[EXCERPTED DATA]

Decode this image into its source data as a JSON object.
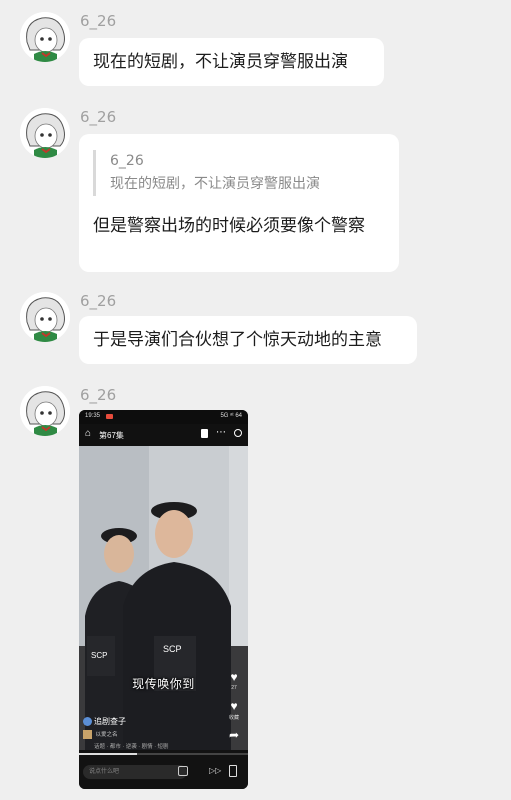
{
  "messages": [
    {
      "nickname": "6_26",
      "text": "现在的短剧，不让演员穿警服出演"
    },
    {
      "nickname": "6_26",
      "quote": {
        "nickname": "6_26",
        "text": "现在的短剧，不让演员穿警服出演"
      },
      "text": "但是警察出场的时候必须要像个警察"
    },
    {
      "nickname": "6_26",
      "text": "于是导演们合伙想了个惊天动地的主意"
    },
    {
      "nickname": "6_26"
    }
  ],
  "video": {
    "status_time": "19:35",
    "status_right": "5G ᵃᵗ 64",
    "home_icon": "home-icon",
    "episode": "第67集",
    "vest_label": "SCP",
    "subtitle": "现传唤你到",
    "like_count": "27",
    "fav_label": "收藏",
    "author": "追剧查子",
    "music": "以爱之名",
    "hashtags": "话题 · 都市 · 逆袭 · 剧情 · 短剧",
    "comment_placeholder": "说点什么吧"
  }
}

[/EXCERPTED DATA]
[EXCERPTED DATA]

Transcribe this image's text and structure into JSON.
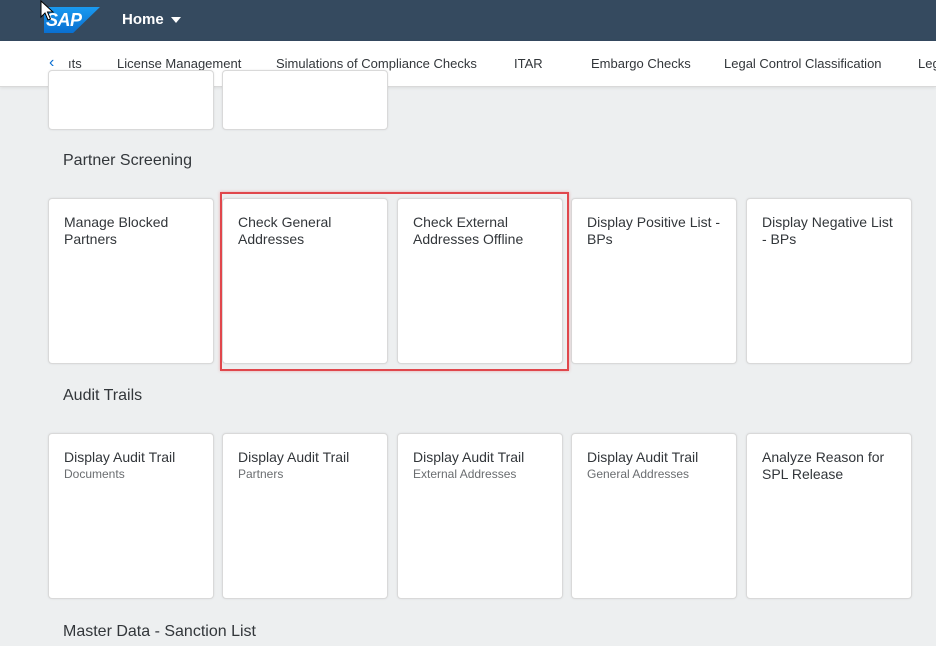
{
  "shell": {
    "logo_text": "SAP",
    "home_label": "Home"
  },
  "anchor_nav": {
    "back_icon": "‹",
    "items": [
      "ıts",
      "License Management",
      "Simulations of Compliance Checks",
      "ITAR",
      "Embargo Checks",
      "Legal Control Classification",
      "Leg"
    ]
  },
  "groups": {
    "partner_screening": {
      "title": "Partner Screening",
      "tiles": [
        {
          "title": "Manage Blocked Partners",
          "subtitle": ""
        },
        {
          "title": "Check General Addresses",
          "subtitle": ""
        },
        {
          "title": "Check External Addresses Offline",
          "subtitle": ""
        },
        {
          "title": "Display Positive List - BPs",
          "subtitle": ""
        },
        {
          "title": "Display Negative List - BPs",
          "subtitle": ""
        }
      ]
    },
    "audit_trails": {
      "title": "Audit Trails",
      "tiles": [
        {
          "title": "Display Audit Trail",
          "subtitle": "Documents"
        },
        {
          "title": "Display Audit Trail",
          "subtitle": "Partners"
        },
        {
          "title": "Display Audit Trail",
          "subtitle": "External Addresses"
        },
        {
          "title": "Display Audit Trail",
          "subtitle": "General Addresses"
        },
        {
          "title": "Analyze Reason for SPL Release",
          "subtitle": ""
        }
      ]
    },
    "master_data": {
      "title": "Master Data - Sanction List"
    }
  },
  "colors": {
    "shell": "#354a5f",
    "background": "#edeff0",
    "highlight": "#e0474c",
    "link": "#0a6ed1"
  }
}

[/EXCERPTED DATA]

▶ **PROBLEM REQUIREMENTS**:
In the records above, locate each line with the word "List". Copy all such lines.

▶ **OUTPUT OF THE EXERCISE**:
          "title": "Display Positive List - BPs",
          "title": "Display Negative List - BPs",
      "title": "Master Data - Sanction List"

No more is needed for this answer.